Fullan (2001) believed that an effective change agent possesses skills in three main capacities: developing relationships of trust; communicating the change vision effectively; and empowering others to take action toward change. School counselors working directly with teachers to integrate SEL can be visionaries by collaborating with each other. Change agents have not succeeded by working alone but rather building a culture of shared leadership with distributed ownership and common communities of practice (Trybus, 2011). To implement SEL to its optimal effectiveness, this building of common communities of practice is essential.
Hence, from a practical approach, how can school counselors help teachers in both implementing and promoting SEL at their school site? There are a number of ways for school counselors to be involved in this process, but helping with the five competencies of SEL is probably the most effective, since these are inherently part of a counselor’s expertise. School counselors typically work with students in the five competency areas, so helping teachers implement these in the classroom, as part of SEL curriculum, is a natural fit. With many of today’s youth facing complex demands, academically, personally and socially, it has never been more important for schools to implement a SEL curriculum. Involving school counselors in this process will help teachers better understand the essential components of SEL and how they can better provide skills to students for addressing the many issues they face in the twenty-first century.

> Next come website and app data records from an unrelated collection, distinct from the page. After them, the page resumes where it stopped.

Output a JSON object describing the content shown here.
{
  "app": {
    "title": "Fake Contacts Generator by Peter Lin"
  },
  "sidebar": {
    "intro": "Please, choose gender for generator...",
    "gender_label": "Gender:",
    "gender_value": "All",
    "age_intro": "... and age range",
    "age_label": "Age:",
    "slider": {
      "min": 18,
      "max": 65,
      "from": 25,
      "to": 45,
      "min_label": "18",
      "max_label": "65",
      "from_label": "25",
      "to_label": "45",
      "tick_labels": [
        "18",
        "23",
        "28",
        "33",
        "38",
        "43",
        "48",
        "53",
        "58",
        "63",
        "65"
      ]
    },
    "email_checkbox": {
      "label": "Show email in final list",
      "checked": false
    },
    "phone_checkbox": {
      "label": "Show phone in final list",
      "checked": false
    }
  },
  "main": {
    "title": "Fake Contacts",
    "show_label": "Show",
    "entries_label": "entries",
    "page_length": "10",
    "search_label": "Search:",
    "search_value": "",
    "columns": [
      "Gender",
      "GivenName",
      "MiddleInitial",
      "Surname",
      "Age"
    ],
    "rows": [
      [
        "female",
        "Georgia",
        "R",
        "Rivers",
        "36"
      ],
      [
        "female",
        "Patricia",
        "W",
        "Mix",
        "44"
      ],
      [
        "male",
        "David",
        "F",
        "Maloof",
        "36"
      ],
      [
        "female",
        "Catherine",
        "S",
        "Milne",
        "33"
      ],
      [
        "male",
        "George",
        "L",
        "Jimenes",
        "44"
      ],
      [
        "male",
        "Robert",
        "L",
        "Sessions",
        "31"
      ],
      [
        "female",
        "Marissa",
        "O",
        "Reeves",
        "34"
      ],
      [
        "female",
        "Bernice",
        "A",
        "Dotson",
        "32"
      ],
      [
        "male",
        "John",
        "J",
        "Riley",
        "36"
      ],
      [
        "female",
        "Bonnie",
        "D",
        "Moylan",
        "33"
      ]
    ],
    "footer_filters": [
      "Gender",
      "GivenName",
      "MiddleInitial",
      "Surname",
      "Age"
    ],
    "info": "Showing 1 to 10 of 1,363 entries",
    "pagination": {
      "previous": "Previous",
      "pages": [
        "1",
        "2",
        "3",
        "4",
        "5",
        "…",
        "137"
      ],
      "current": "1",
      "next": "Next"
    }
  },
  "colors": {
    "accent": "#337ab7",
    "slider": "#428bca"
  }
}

Fullan, M. (2001), Leading in a Culture of Change, Jossey-Bass, San Francisco, CA.
Hensley, P. and Burmeister, L. (2008), Leadership Connectors: Six Keys to Developing Relationships in Schools, Eye on Education, Larchmont, NY, available at: http://casel.org/what-is-sel/ (accessed 2019).
Trybus, M.A. (2011), “Facing the challenge of change: steps to becoming an effective leader”, Delta Kappa Gamma Bulletin, Vol. 77 No. 3, pp. 33-36.
About the author
Dr Ronald Dennis Morgan is Associate Professor at National University. His research has explored: Youth social issues, the identity/roles of school counselors, social justice issues, educational change agents and the school counselor’s role in social and emotional learning. His research has culminated in book chapters, journal articles and numerous conference presentations.